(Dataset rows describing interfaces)
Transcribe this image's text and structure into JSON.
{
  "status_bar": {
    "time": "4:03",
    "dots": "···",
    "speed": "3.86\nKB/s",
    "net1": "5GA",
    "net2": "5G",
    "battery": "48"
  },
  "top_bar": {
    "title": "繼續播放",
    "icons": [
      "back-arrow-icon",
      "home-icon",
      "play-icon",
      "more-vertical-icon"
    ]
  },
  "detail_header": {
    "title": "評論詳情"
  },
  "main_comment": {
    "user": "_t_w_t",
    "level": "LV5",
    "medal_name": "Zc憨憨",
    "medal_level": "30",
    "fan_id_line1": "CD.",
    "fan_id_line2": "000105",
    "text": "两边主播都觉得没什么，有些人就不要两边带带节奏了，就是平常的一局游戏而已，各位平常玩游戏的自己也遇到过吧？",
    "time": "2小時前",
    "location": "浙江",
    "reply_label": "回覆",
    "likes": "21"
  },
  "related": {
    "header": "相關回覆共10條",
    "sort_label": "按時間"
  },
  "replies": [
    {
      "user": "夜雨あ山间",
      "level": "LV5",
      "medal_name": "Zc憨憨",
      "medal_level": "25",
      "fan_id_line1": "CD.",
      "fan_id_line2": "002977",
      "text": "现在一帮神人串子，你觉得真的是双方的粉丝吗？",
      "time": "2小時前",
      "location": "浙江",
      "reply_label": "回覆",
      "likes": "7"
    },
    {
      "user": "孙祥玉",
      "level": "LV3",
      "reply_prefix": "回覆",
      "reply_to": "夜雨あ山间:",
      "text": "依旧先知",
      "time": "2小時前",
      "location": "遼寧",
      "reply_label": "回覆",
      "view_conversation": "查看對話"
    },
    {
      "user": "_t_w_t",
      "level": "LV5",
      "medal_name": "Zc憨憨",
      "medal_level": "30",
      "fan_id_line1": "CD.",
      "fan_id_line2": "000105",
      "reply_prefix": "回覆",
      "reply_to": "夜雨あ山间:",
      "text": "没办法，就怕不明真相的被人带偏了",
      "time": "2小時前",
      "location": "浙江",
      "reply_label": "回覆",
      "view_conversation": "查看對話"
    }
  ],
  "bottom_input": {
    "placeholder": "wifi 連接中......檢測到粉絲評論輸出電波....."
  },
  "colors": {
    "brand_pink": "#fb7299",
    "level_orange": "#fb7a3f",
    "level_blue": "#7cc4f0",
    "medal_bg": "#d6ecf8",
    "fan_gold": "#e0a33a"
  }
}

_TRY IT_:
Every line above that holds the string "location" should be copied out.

_FINISHED TASK_:
    "location": "浙江",
      "location": "浙江",
      "location": "遼寧",
      "location": "浙江",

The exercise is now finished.